Sociology is a social science discipline that enables us to understand how society is organized, how society is ever changing, and how groups experience the social world. It is a discipline that can also let us start to understand group attitudes and behaviors as well as individual lives. It examines the ways in which social categories (such as class, race, sex, age, nationality, or sexuality), and various social institutions (such as kinship, economic, political, or religious) affect human attitudes, actions, and opportunities. It also lets us begin to understand more broadly how our society is organized. One of the most important things that sociology does is to link individuals' private troubles to large public societal problems; this is called the "sociological imagination." For instance, if person in Detroit is laid off from his or her job, what are the larger societal trends that might be the reason for that layoff? Or, think about all of the people without health insurance around you – what are the real reasons for this lack of insurance and how can we understand this disparity?

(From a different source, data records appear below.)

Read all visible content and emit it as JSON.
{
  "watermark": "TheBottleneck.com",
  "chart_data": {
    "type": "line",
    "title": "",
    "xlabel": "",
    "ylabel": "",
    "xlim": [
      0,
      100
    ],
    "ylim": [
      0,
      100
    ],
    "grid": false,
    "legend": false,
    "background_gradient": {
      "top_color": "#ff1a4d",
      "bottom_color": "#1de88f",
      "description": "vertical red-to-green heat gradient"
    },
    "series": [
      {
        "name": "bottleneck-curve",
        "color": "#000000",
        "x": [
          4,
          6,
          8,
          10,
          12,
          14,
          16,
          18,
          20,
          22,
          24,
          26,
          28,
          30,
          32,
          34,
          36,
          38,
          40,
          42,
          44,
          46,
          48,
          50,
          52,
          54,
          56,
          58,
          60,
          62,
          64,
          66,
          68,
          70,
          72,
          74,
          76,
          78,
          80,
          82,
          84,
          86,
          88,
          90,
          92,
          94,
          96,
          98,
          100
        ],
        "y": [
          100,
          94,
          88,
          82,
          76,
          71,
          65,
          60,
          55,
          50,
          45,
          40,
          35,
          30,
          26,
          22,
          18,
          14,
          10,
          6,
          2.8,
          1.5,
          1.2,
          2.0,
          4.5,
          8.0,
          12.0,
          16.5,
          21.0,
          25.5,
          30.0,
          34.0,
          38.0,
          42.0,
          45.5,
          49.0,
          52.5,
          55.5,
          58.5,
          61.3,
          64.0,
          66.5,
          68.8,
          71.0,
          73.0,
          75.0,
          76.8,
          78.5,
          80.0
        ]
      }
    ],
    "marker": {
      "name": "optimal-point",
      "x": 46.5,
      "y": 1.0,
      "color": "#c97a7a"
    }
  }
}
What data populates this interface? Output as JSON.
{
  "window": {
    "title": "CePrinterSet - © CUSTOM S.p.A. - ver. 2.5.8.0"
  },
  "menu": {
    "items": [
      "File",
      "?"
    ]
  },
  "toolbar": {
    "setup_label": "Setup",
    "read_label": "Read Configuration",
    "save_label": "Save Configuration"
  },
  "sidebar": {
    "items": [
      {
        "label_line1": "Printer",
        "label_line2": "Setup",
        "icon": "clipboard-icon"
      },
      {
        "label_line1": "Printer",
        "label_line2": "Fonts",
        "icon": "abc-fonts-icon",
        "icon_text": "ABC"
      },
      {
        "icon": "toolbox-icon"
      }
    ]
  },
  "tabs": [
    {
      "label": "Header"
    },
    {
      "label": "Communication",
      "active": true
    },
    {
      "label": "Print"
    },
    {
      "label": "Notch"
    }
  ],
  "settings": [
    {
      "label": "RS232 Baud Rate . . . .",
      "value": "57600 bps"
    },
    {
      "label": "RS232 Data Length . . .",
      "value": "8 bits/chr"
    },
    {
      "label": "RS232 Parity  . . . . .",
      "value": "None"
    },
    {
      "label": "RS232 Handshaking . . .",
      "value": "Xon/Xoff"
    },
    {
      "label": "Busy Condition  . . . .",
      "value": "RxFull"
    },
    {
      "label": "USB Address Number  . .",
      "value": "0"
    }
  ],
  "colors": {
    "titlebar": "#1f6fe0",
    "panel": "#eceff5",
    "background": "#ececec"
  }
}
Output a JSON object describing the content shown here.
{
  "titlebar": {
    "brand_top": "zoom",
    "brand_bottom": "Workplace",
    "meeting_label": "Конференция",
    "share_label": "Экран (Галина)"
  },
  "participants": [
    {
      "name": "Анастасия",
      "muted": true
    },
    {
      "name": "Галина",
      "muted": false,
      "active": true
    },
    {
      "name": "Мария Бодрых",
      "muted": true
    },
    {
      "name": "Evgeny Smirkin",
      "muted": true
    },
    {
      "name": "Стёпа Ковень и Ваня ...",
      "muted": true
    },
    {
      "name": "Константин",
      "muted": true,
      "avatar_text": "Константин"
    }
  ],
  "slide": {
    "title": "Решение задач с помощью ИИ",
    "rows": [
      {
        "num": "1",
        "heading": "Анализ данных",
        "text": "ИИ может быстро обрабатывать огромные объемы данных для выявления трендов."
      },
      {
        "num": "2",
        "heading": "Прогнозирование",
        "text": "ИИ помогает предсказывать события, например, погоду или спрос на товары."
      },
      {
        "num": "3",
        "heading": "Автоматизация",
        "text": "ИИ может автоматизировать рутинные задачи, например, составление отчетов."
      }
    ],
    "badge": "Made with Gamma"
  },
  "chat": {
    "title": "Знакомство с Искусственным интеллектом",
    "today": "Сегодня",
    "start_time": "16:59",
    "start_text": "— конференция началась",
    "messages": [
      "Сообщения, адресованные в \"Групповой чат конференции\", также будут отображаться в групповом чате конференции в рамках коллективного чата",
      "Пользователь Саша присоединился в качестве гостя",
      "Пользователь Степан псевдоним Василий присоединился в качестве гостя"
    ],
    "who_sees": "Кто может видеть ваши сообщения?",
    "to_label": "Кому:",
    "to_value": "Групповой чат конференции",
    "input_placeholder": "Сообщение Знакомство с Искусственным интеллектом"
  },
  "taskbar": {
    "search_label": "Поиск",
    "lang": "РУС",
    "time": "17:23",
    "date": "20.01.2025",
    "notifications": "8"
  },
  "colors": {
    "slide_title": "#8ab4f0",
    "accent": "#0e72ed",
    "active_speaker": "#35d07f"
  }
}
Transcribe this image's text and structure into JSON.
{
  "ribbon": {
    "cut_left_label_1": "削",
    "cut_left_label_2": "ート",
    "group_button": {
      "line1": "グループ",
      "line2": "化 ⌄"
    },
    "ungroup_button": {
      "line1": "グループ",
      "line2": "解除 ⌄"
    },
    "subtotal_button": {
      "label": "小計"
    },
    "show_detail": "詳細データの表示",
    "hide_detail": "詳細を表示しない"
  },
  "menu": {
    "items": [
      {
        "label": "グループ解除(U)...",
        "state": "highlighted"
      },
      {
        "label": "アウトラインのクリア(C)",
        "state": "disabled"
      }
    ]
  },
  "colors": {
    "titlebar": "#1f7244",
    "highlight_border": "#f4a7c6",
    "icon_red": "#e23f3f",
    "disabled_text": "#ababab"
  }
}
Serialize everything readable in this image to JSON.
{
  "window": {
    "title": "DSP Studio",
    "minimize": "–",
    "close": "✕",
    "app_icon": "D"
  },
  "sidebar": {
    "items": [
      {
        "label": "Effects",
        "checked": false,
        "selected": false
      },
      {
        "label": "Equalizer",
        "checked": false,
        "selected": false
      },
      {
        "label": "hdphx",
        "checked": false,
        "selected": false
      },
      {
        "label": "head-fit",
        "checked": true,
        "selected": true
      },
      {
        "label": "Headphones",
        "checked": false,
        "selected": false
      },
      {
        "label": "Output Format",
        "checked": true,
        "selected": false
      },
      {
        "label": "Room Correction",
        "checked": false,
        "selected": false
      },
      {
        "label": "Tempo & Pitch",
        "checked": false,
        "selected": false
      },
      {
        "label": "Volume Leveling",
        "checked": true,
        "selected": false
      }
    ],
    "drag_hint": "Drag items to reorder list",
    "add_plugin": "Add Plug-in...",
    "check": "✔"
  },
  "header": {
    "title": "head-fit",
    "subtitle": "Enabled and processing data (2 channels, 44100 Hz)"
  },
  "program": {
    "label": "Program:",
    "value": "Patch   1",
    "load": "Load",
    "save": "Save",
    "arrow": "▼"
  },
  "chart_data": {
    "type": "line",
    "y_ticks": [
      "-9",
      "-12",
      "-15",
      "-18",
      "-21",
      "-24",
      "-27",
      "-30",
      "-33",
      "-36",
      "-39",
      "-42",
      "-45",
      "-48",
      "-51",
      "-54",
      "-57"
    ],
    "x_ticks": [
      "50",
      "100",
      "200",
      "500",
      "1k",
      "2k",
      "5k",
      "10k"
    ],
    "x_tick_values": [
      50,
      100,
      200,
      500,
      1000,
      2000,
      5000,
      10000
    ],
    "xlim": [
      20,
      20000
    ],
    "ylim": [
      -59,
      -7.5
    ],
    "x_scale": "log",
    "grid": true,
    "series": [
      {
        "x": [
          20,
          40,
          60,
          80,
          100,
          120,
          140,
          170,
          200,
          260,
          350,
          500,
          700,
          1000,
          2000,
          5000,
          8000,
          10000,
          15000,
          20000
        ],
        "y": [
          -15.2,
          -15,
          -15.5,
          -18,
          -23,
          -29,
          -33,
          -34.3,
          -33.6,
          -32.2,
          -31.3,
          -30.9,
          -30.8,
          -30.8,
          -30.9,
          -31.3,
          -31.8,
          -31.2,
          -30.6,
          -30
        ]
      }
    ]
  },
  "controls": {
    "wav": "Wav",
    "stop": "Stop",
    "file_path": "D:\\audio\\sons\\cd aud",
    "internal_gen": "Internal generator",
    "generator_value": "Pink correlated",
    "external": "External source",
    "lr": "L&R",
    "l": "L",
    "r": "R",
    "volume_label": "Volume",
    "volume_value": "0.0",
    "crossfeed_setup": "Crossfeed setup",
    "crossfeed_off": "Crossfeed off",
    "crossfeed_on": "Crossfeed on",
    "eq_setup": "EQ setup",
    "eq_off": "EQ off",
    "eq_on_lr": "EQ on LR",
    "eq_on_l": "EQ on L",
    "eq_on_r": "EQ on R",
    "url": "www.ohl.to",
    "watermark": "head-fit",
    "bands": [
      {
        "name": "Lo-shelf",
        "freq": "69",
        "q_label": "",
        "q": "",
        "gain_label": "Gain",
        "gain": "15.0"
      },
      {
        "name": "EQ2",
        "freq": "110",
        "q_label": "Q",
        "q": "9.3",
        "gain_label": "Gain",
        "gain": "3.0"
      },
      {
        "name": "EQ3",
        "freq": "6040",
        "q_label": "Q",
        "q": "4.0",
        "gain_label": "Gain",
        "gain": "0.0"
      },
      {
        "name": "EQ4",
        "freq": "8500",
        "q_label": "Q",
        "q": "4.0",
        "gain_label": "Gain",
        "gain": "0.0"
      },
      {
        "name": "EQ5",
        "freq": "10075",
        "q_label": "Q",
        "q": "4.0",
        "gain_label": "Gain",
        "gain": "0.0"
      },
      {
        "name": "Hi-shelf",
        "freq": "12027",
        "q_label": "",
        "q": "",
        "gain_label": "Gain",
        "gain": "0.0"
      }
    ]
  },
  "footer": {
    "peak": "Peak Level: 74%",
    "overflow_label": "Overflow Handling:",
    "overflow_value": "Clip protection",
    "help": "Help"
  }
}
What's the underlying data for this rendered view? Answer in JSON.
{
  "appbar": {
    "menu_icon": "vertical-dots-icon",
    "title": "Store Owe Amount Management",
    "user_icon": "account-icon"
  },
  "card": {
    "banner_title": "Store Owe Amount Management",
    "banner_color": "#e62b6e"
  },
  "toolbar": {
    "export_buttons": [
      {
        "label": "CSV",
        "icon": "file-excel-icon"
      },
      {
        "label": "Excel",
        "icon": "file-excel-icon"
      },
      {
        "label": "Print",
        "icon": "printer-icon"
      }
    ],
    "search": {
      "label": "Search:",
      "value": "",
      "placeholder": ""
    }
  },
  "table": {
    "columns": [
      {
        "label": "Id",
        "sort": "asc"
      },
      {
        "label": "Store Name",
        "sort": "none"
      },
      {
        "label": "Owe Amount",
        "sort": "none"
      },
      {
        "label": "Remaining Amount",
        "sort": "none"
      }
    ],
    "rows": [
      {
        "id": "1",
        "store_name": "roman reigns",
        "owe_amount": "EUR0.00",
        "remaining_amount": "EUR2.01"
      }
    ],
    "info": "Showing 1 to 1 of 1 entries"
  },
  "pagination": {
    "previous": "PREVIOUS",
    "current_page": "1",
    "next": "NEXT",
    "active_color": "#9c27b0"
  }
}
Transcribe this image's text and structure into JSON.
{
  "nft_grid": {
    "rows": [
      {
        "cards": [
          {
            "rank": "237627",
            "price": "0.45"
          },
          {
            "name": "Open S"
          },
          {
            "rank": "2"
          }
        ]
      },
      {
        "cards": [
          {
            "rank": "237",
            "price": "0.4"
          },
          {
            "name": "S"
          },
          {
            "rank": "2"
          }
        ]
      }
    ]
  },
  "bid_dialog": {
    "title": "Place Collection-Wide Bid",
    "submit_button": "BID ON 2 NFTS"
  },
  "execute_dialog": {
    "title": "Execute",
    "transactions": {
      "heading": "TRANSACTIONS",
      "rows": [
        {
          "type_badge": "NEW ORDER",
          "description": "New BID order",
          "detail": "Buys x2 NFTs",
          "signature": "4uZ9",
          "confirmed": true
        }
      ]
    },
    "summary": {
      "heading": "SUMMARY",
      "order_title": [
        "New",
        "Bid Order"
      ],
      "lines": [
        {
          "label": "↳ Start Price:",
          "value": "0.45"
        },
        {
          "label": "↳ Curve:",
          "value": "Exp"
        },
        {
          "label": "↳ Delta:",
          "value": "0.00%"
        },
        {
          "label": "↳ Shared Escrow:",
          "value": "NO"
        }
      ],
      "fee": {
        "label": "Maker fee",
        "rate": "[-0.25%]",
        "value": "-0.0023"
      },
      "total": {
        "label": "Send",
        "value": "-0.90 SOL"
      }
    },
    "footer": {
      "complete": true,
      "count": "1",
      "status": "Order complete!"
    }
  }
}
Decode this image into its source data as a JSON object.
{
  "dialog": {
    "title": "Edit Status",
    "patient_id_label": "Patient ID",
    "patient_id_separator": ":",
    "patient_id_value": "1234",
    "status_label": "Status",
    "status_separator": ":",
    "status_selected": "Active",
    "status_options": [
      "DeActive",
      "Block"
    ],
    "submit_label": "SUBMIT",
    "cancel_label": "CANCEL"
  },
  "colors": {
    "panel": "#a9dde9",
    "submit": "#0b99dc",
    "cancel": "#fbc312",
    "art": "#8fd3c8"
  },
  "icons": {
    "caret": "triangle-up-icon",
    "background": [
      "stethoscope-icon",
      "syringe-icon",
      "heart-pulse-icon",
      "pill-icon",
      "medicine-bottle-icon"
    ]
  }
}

In the Department of Sociology at Wayne State, we specialize in the study of health and illness, race and gender inequality, labor studies, and urban studies. Faculty members study a variety of things themselves, for instance, gender and race inequalities in paid work, policy changes in workplaces, fetal alcohol syndrome, elder abuse, menopause and midlife, religion and racial politics in Detroit, the Detroit gardening movement, motherhood, why different racial groups stay in Detroit, public health, and race disparities in education. We also have faculty studying paid work patterns, work-family policy, social movements, and the effects of natural disasters in countries such as Mexico, China, Germany and Japan. A good background in Sociology can be a valuable component of preparation for a variety of careers, professions, and occupations.
Admission requirements for this program are satisfied by the general requirements for undergraduate admission to the University.
Candidates must complete 120 credits in course work including satisfaction of the University General Education Requirements and the College of Liberal Arts and Sciences Group Requirements, as well as the Departmental major requirements cited below. All course work must be completed in accordance with the regulations of the University and the College governing undergraduate scholarship and degrees. It is expected that Group Requirements will be fulfilled during the freshman and sophomore years. Language Group Requirements should normally be fulfilled before election of the major.
Students majoring in sociology are required to elect a minimum of thirty-three credits in the field of sociology, including seven required courses:
|SOC 1010||Understanding Human Society||3|
|SOC 2200||Sociology as a Vocation I||2|
|SOC 3200||Methods of Social Research||3|
|SOC 3220||Introduction to Social Statistics||3|
|SOC 3050||Basic Sociological Theory||3|
|SOC 4010||Sociology as a Vocation II||1|
|SOC 4996||Sociology Capstone||3|
|Electives (at least 6 credits at the 4000/5000 level)||15|
For SOC 4996, students are required to complete SOC 1010, SOC 2200, SOC 3200, and one sociology course at the 3000/4000 level with passing grades prior to enrollment. SOC 4996 also must also be completed with a grade of D- or better. In addition to required courses, all sociology majors are required to take at least fifteen credits in sociology elective courses. Students must maintain a 2.0 GPA within the major.
Sociology Honors Program
The honors designation is available to sociology students who fulfill all requirements for the major and who maintain a cumulative grade point average of at least 3.3 and at least 3.3 in sociology courses. Honors students must demonstrate the ability to do original work by writing an Honors Thesis during their senior year. The Sociology Honors Program is at least fifteen credits and leads to a degree designation "with Honors in Sociology."
Requirements for the Honors Degree are:
- satisfaction of all requirements for a major in sociology;
- completion of Honors section of SOC 3220 with grade of C or better;
- completion of Honors Section SOC 4996 with a grade of C or better; or SOC 4999;
- At least one additional sociology course with the Honors designation with a C or better (3 credits min.)
- Honors Option in a 4000 level SOC class with a C or better;
- an approved Honors Thesis; and
- at least one 4200-level seminar with a C or better (HON 4200-HON 4280) offered through the Honors Program of the College of Liberal Arts and Sciences.
AGRADE Program (Accelerated Graduate Enrollment)
The Department of Sociology permits academically superior majors to petition for admission into the College’s AGRADE Program. AGRADE procedures enable qualified seniors in the Department to enroll simultaneously in the undergraduate and graduate programs of the College and apply a maximum of sixteen credits towards both a bachelor’s degree and a master’s degree in the major field. Students must have a minimum cumulative GPA of 3.3 and final approval from their major department. They must also have completed 90 credits of their undergraduate degree in order to apply for AGRADE.
For more details about the AGRADE Program, contact the Undergraduate advisor in Sociology (313-577-2930), or the Graduate Office of the College of Liberal Arts and Sciences (313-577-2690).